_Task_:
What follows is a set of records, each of which is to be written out exactly.

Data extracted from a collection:
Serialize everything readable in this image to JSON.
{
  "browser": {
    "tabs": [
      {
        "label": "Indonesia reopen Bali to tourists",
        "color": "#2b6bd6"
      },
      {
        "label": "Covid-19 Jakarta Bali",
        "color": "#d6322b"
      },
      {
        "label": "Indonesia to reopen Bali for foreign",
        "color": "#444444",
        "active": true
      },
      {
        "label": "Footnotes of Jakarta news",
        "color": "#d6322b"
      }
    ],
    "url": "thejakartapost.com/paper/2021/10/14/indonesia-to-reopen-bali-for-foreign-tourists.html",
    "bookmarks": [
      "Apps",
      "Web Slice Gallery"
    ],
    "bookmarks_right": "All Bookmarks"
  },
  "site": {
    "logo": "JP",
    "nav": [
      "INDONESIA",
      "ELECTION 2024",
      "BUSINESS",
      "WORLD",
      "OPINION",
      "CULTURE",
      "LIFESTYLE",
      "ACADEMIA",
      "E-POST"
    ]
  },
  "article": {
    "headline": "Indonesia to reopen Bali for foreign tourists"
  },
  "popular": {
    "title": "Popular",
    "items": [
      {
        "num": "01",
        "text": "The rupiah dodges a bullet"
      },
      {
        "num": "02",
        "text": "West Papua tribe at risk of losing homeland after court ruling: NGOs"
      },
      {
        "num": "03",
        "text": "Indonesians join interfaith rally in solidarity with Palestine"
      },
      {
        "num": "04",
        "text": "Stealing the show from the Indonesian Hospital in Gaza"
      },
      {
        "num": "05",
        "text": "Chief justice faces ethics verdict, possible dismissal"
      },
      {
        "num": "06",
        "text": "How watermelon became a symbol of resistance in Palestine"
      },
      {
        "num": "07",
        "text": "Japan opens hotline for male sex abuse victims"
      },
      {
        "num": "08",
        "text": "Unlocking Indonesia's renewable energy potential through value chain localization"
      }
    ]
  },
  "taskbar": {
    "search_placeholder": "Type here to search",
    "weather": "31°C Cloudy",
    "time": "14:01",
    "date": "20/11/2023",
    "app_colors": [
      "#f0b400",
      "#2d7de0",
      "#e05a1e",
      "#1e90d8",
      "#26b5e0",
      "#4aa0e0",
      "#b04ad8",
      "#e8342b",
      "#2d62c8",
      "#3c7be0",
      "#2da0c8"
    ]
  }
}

_Answer box_:
Serialize everything readable in this image to JSON.
{
  "browser": {
    "tabs": [
      {
        "label": "Indonesia reopen Bali to tourists",
        "color": "#2b6bd6"
      },
      {
        "label": "Covid-19 Jakarta Bali",
        "color": "#d6322b"
      },
      {
        "label": "Indonesia to reopen Bali for foreign",
        "color": "#444444",
        "active": true
      },
      {
        "label": "Footnotes of Jakarta news",
        "color": "#d6322b"
      }
    ],
    "url": "thejakartapost.com/paper/2021/10/14/indonesia-to-reopen-bali-for-foreign-tourists.html",
    "bookmarks": [
      "Apps",
      "Web Slice Gallery"
    ],
    "bookmarks_right": "All Bookmarks"
  },
  "site": {
    "logo": "JP",
    "nav": [
      "INDONESIA",
      "ELECTION 2024",
      "BUSINESS",
      "WORLD",
      "OPINION",
      "CULTURE",
      "LIFESTYLE",
      "ACADEMIA",
      "E-POST"
    ]
  },
  "article": {
    "headline": "Indonesia to reopen Bali for foreign tourists"
  },
  "popular": {
    "title": "Popular",
    "items": [
      {
        "num": "01",
        "text": "The rupiah dodges a bullet"
      },
      {
        "num": "02",
        "text": "West Papua tribe at risk of losing homeland after court ruling: NGOs"
      },
      {
        "num": "03",
        "text": "Indonesians join interfaith rally in solidarity with Palestine"
      },
      {
        "num": "04",
        "text": "Stealing the show from the Indonesian Hospital in Gaza"
      },
      {
        "num": "05",
        "text": "Chief justice faces ethics verdict, possible dismissal"
      },
      {
        "num": "06",
        "text": "How watermelon became a symbol of resistance in Palestine"
      },
      {
        "num": "07",
        "text": "Japan opens hotline for male sex abuse victims"
      },
      {
        "num": "08",
        "text": "Unlocking Indonesia's renewable energy potential through value chain localization"
      }
    ]
  },
  "taskbar": {
    "search_placeholder": "Type here to search",
    "weather": "31°C Cloudy",
    "time": "14:01",
    "date": "20/11/2023",
    "app_colors": [
      "#f0b400",
      "#2d7de0",
      "#e05a1e",
      "#1e90d8",
      "#26b5e0",
      "#4aa0e0",
      "#b04ad8",
      "#e8342b",
      "#2d62c8",
      "#3c7be0",
      "#2da0c8"
    ]
  }
}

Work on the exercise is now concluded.